# Exercise instructions
If a line in the listing below contains "сима", return that line.

# Records for the task
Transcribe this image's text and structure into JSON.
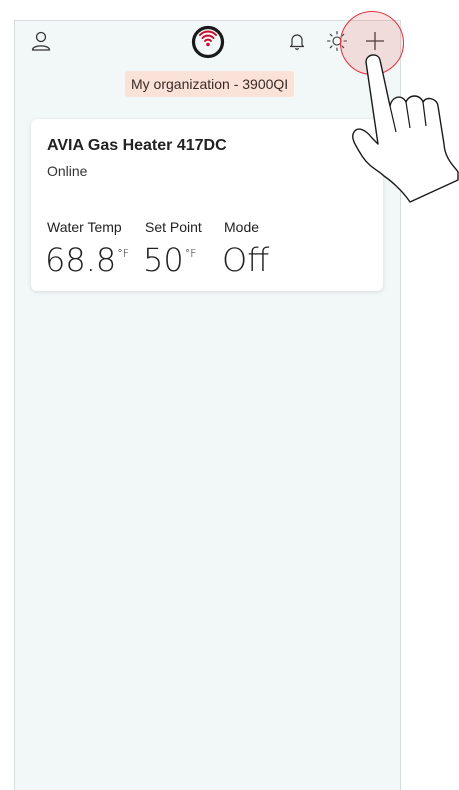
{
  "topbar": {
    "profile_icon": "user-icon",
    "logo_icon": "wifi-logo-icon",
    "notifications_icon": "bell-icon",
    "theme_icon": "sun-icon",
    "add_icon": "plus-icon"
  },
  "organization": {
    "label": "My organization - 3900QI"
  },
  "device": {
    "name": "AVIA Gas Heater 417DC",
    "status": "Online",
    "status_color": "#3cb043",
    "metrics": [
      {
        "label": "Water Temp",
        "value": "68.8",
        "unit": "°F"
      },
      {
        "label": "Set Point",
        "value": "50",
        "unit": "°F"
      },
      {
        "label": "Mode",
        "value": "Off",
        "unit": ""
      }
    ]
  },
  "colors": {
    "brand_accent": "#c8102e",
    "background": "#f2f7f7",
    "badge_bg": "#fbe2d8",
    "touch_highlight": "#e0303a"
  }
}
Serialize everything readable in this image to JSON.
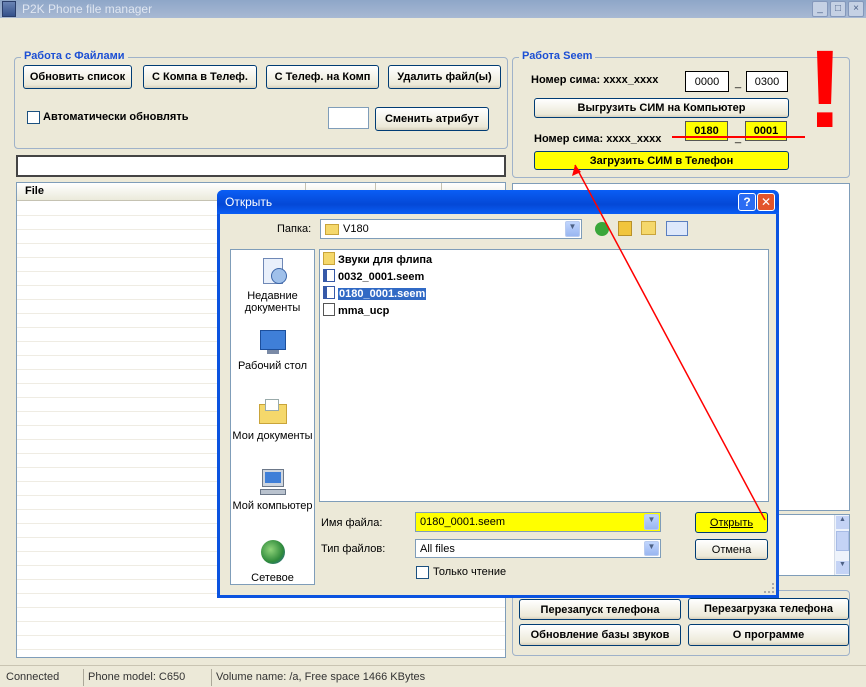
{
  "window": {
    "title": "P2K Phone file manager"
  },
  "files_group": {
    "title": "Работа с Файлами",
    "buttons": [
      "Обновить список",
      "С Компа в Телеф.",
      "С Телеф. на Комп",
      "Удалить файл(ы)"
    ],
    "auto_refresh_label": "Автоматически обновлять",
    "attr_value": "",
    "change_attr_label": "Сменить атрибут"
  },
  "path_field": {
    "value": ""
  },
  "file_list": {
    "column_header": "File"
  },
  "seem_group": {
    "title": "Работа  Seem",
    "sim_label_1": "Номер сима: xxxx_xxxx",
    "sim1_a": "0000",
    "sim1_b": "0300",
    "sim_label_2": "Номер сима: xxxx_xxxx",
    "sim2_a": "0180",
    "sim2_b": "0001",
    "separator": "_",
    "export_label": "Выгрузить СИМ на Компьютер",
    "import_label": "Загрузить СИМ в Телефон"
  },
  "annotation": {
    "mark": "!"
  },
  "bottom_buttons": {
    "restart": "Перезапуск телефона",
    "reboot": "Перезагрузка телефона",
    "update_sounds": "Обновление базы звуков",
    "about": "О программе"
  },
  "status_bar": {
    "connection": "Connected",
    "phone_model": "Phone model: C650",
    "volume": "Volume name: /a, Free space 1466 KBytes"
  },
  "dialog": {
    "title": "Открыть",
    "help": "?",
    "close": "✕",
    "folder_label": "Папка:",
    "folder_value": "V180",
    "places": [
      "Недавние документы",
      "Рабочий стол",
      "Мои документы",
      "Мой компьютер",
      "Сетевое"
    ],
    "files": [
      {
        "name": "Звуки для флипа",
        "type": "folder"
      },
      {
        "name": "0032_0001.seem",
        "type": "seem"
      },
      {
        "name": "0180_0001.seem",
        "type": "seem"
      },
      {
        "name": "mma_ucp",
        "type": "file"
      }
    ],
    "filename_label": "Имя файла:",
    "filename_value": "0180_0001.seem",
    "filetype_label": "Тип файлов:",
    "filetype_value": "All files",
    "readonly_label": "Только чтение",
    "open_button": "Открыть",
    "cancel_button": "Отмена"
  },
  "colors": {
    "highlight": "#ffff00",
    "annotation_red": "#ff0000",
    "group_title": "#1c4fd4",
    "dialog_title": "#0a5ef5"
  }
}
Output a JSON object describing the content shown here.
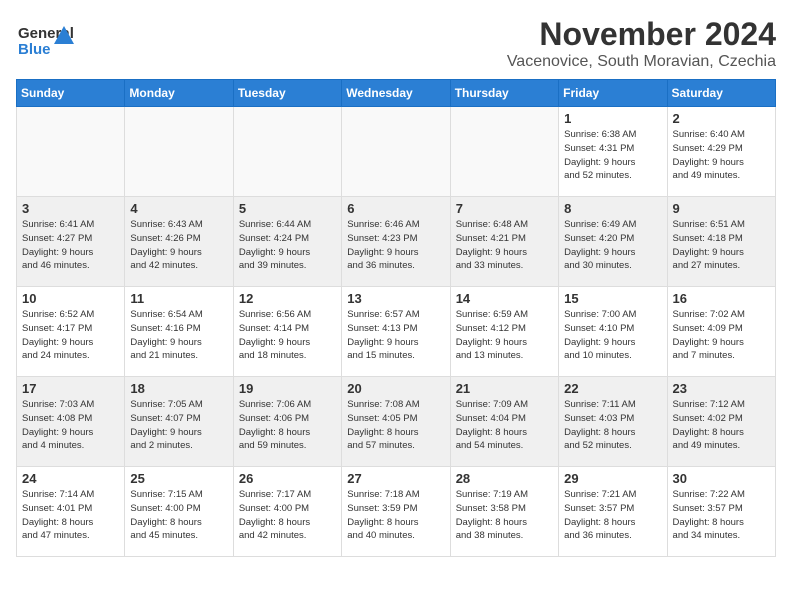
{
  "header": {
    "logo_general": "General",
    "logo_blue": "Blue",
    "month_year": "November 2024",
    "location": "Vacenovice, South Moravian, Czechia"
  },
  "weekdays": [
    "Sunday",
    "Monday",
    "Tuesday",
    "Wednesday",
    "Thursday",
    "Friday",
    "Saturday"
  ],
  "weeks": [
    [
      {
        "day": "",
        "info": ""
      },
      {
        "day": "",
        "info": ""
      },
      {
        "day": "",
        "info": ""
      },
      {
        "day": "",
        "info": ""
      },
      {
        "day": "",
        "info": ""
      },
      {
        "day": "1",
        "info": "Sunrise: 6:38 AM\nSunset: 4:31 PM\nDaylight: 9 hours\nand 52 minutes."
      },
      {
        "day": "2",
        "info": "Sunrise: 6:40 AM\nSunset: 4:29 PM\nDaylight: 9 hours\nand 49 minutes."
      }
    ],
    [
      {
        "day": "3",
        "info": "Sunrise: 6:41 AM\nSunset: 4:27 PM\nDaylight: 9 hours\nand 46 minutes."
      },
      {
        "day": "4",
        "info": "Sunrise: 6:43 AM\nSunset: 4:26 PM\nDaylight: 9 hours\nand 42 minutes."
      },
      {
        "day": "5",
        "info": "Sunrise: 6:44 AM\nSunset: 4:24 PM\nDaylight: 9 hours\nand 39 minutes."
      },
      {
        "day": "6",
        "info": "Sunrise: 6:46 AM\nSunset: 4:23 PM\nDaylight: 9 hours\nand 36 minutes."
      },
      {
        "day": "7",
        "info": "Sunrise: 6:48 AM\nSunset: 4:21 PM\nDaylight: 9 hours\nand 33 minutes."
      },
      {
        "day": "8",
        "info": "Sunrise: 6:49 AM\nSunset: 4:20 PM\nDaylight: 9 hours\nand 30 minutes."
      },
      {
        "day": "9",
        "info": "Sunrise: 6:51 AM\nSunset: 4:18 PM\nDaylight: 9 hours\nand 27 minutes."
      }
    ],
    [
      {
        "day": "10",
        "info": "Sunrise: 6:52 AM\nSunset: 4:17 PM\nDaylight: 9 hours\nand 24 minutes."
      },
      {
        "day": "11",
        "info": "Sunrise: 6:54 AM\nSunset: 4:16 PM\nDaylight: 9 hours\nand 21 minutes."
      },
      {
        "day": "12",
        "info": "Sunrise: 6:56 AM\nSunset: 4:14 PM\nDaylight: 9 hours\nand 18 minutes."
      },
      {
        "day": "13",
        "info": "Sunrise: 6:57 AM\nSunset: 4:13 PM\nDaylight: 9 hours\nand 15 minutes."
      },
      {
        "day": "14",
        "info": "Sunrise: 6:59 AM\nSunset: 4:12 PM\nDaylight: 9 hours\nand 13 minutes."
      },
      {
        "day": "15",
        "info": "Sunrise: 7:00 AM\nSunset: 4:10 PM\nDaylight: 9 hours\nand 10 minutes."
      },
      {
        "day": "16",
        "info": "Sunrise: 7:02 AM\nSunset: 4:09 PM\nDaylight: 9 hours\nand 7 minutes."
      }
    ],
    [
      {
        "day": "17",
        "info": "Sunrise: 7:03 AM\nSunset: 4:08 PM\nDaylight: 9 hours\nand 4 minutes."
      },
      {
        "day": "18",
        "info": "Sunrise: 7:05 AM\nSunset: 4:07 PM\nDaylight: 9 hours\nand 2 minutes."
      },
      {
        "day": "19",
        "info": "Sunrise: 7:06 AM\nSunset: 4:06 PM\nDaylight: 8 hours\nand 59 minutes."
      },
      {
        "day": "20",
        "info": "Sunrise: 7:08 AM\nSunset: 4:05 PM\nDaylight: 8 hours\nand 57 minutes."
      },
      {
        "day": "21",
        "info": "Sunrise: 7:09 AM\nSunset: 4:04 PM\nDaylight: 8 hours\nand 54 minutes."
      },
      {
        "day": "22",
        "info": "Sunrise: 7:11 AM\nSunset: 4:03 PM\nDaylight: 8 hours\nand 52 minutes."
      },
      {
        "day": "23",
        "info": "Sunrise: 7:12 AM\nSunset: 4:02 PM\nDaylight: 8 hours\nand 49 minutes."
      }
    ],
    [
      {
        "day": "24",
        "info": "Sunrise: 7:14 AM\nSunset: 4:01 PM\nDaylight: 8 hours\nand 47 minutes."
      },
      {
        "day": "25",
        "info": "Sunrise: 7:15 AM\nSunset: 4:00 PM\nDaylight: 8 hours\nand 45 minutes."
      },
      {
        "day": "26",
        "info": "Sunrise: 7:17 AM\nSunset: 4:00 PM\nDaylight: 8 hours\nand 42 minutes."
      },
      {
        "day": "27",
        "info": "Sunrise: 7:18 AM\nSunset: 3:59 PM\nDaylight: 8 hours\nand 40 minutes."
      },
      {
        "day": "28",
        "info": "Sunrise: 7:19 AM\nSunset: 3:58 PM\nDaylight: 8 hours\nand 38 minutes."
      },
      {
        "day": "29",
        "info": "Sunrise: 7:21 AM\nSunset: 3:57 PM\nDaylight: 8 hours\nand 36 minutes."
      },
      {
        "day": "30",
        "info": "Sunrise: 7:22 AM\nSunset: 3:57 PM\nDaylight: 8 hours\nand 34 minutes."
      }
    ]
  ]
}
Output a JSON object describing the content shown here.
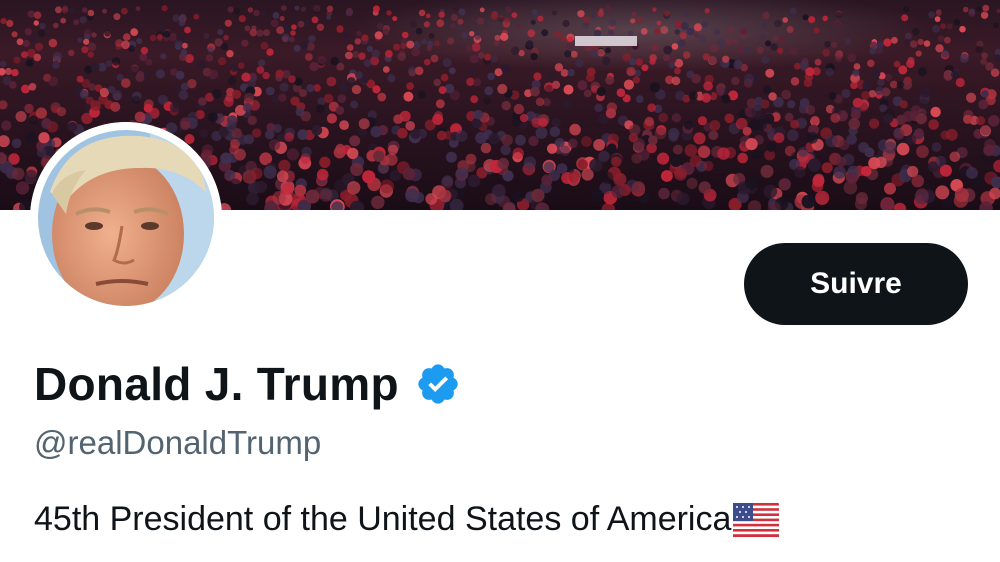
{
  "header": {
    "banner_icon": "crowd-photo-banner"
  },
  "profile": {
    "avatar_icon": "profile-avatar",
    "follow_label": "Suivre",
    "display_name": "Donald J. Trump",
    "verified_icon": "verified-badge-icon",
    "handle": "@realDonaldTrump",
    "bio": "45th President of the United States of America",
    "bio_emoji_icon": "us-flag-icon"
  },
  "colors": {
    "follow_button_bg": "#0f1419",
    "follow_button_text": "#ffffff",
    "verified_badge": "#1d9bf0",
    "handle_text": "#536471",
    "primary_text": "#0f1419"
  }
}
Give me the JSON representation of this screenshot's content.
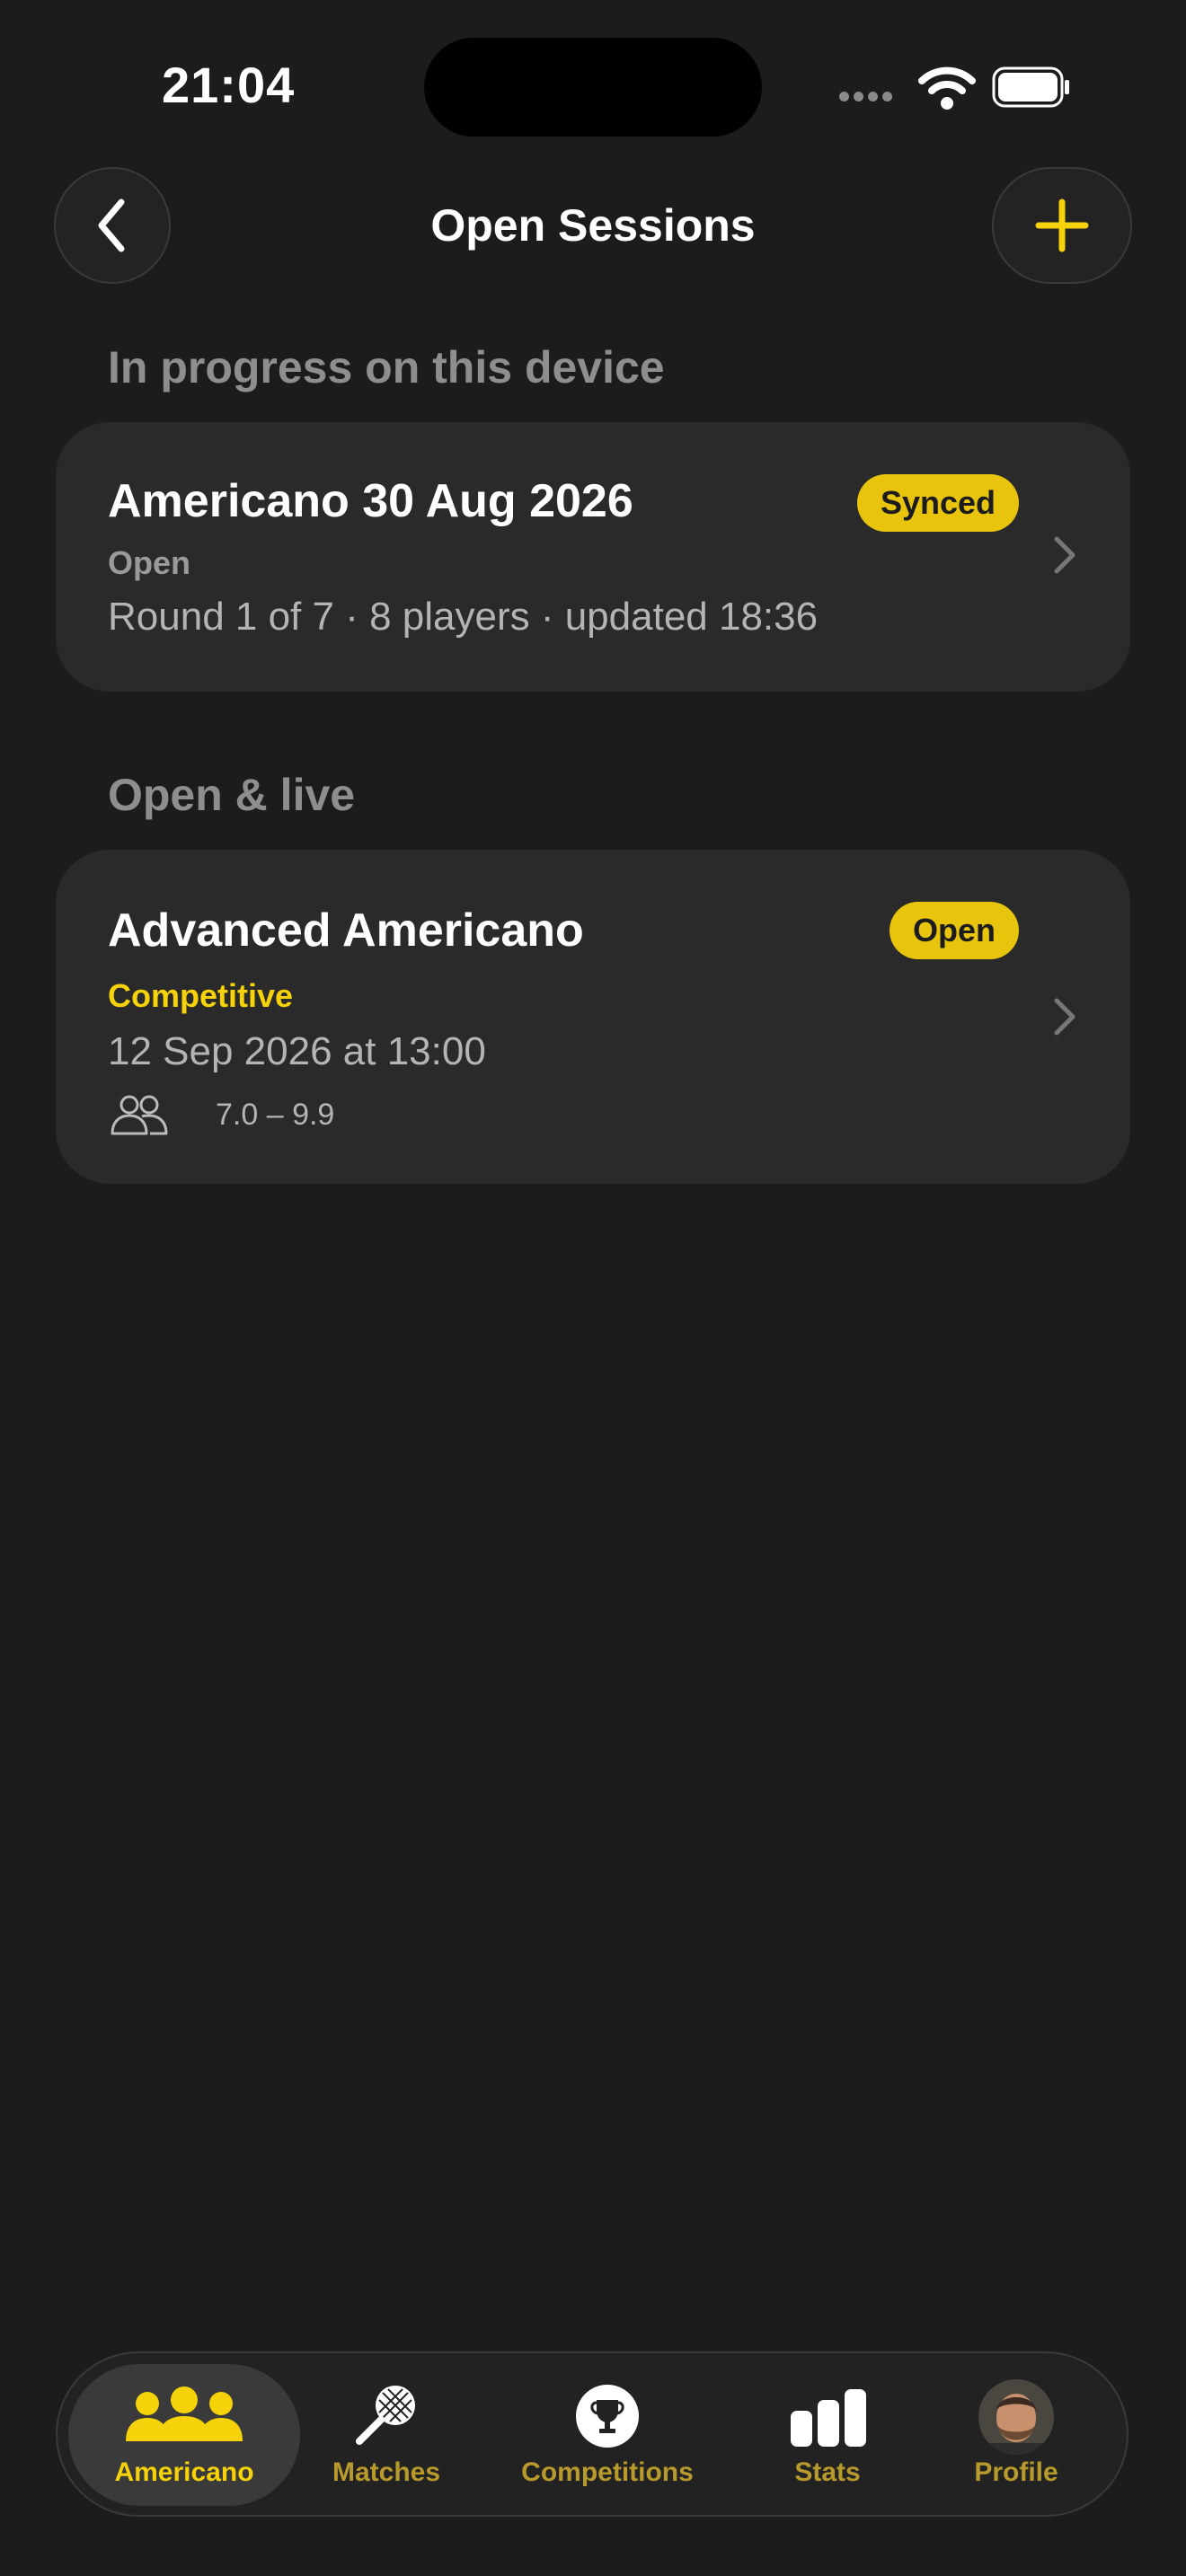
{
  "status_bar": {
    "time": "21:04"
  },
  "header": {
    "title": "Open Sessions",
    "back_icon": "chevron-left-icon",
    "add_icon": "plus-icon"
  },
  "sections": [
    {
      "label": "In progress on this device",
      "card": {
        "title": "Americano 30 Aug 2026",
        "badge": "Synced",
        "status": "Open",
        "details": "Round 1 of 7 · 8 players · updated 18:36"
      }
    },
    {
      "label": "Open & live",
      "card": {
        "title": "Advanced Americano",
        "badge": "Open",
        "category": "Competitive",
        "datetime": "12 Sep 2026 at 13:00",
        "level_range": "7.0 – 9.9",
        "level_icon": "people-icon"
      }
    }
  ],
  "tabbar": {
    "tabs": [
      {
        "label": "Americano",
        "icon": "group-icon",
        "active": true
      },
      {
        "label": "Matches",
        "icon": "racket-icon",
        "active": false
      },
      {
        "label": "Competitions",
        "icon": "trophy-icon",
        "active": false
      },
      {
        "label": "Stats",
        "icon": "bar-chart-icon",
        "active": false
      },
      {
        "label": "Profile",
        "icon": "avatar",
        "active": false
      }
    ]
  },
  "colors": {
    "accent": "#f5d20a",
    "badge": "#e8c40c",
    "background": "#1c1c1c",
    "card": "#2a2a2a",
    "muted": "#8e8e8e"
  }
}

# Result of this task
    "sim_label_1": "Номер сима: xxxx_xxxx",
    "sim_label_2": "Номер сима: xxxx_xxxx",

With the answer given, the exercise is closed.